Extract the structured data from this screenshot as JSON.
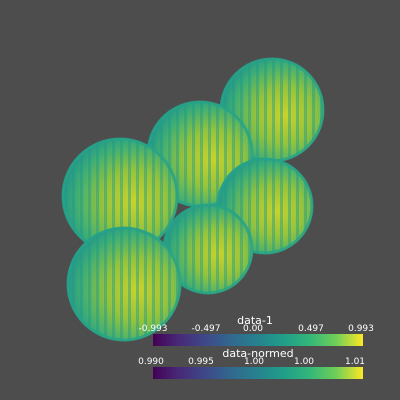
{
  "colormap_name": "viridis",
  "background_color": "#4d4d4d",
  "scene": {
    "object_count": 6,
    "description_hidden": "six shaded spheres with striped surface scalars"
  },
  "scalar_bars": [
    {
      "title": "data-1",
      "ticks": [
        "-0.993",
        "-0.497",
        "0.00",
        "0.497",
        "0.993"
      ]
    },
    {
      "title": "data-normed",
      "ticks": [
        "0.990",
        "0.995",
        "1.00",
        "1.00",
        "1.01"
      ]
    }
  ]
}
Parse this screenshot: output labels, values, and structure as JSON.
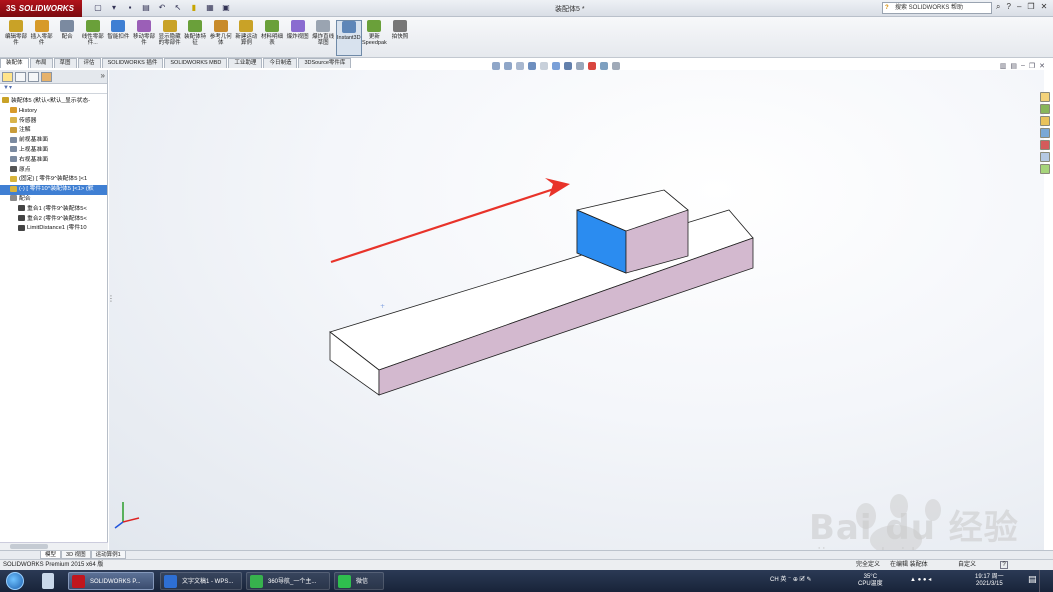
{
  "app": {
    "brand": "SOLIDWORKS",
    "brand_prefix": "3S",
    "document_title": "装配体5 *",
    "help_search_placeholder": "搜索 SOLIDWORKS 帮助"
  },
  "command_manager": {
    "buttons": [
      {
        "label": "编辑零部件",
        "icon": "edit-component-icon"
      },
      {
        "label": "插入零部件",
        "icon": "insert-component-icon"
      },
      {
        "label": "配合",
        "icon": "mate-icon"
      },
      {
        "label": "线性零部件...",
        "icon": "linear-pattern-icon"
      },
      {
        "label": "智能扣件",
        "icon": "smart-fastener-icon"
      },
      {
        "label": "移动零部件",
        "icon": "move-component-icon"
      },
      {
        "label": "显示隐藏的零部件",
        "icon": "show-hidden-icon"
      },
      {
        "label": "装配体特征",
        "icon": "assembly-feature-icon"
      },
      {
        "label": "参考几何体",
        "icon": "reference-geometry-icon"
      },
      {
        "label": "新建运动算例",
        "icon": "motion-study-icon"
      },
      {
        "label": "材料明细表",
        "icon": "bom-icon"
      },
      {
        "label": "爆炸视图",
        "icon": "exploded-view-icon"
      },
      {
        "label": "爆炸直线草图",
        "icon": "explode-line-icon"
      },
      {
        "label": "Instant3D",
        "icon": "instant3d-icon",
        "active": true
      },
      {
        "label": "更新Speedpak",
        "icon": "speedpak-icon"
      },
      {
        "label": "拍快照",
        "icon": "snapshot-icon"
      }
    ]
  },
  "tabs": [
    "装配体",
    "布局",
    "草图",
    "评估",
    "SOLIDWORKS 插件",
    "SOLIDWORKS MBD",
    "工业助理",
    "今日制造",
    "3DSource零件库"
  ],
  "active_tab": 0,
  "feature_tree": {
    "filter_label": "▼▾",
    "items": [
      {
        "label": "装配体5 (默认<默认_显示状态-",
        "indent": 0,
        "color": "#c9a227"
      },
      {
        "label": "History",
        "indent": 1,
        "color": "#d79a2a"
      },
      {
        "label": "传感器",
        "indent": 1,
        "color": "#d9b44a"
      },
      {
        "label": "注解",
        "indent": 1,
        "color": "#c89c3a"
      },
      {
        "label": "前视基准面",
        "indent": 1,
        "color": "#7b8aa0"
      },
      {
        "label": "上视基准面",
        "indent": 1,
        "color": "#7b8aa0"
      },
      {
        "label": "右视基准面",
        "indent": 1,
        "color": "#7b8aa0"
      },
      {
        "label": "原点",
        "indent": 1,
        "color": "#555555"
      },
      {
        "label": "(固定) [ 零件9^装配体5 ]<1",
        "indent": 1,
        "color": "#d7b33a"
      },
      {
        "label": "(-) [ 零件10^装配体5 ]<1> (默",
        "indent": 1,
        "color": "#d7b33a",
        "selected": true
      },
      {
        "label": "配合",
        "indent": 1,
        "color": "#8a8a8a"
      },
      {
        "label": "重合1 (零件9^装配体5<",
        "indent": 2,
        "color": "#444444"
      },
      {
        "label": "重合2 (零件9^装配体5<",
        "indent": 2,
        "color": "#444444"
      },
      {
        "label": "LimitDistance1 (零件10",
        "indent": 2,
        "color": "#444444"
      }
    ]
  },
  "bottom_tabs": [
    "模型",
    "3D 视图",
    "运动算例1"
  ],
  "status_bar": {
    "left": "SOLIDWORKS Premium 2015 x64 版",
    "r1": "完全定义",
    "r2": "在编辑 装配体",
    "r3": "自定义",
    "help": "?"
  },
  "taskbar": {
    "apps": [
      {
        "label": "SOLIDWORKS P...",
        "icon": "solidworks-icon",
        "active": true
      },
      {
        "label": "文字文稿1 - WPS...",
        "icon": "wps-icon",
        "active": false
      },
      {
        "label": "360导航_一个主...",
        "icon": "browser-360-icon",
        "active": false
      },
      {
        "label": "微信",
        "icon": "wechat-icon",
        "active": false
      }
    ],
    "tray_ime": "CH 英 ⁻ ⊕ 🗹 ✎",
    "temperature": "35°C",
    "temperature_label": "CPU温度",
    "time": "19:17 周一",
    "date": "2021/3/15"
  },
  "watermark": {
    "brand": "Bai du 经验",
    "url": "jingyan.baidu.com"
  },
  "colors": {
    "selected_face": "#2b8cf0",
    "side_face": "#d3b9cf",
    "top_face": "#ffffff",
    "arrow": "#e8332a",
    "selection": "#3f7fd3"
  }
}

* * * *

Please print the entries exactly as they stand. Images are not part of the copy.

▶ _EXERCISE RESPONSE_
Extract the structured data from this screenshot as JSON.
{
  "colormap_name": "viridis",
  "background_color": "#4d4d4d",
  "scene": {
    "object_count": 6,
    "description_hidden": "six shaded spheres with striped surface scalars"
  },
  "scalar_bars": [
    {
      "title": "data-1",
      "ticks": [
        "-0.993",
        "-0.497",
        "0.00",
        "0.497",
        "0.993"
      ]
    },
    {
      "title": "data-normed",
      "ticks": [
        "0.990",
        "0.995",
        "1.00",
        "1.00",
        "1.01"
      ]
    }
  ]
}
Parse this screenshot: output labels, values, and structure as JSON.
{
  "app": {
    "brand": "SOLIDWORKS",
    "brand_prefix": "3S",
    "document_title": "装配体5 *",
    "help_search_placeholder": "搜索 SOLIDWORKS 帮助"
  },
  "command_manager": {
    "buttons": [
      {
        "label": "编辑零部件",
        "icon": "edit-component-icon"
      },
      {
        "label": "插入零部件",
        "icon": "insert-component-icon"
      },
      {
        "label": "配合",
        "icon": "mate-icon"
      },
      {
        "label": "线性零部件...",
        "icon": "linear-pattern-icon"
      },
      {
        "label": "智能扣件",
        "icon": "smart-fastener-icon"
      },
      {
        "label": "移动零部件",
        "icon": "move-component-icon"
      },
      {
        "label": "显示隐藏的零部件",
        "icon": "show-hidden-icon"
      },
      {
        "label": "装配体特征",
        "icon": "assembly-feature-icon"
      },
      {
        "label": "参考几何体",
        "icon": "reference-geometry-icon"
      },
      {
        "label": "新建运动算例",
        "icon": "motion-study-icon"
      },
      {
        "label": "材料明细表",
        "icon": "bom-icon"
      },
      {
        "label": "爆炸视图",
        "icon": "exploded-view-icon"
      },
      {
        "label": "爆炸直线草图",
        "icon": "explode-line-icon"
      },
      {
        "label": "Instant3D",
        "icon": "instant3d-icon",
        "active": true
      },
      {
        "label": "更新Speedpak",
        "icon": "speedpak-icon"
      },
      {
        "label": "拍快照",
        "icon": "snapshot-icon"
      }
    ]
  },
  "tabs": [
    "装配体",
    "布局",
    "草图",
    "评估",
    "SOLIDWORKS 插件",
    "SOLIDWORKS MBD",
    "工业助理",
    "今日制造",
    "3DSource零件库"
  ],
  "active_tab": 0,
  "feature_tree": {
    "filter_label": "▼▾",
    "items": [
      {
        "label": "装配体5 (默认<默认_显示状态-",
        "indent": 0,
        "color": "#c9a227"
      },
      {
        "label": "History",
        "indent": 1,
        "color": "#d79a2a"
      },
      {
        "label": "传感器",
        "indent": 1,
        "color": "#d9b44a"
      },
      {
        "label": "注解",
        "indent": 1,
        "color": "#c89c3a"
      },
      {
        "label": "前视基准面",
        "indent": 1,
        "color": "#7b8aa0"
      },
      {
        "label": "上视基准面",
        "indent": 1,
        "color": "#7b8aa0"
      },
      {
        "label": "右视基准面",
        "indent": 1,
        "color": "#7b8aa0"
      },
      {
        "label": "原点",
        "indent": 1,
        "color": "#555555"
      },
      {
        "label": "(固定) [ 零件9^装配体5 ]<1",
        "indent": 1,
        "color": "#d7b33a"
      },
      {
        "label": "(-) [ 零件10^装配体5 ]<1> (默",
        "indent": 1,
        "color": "#d7b33a",
        "selected": true
      },
      {
        "label": "配合",
        "indent": 1,
        "color": "#8a8a8a"
      },
      {
        "label": "重合1 (零件9^装配体5<",
        "indent": 2,
        "color": "#444444"
      },
      {
        "label": "重合2 (零件9^装配体5<",
        "indent": 2,
        "color": "#444444"
      },
      {
        "label": "LimitDistance1 (零件10",
        "indent": 2,
        "color": "#444444"
      }
    ]
  },
  "bottom_tabs": [
    "模型",
    "3D 视图",
    "运动算例1"
  ],
  "status_bar": {
    "left": "SOLIDWORKS Premium 2015 x64 版",
    "r1": "完全定义",
    "r2": "在编辑 装配体",
    "r3": "自定义",
    "help": "?"
  },
  "taskbar": {
    "apps": [
      {
        "label": "SOLIDWORKS P...",
        "icon": "solidworks-icon",
        "active": true
      },
      {
        "label": "文字文稿1 - WPS...",
        "icon": "wps-icon",
        "active": false
      },
      {
        "label": "360导航_一个主...",
        "icon": "browser-360-icon",
        "active": false
      },
      {
        "label": "微信",
        "icon": "wechat-icon",
        "active": false
      }
    ],
    "tray_ime": "CH 英 ⁻ ⊕ 🗹 ✎",
    "temperature": "35°C",
    "temperature_label": "CPU温度",
    "time": "19:17 周一",
    "date": "2021/3/15"
  },
  "watermark": {
    "brand": "Bai du 经验",
    "url": "jingyan.baidu.com"
  },
  "colors": {
    "selected_face": "#2b8cf0",
    "side_face": "#d3b9cf",
    "top_face": "#ffffff",
    "arrow": "#e8332a",
    "selection": "#3f7fd3"
  }
}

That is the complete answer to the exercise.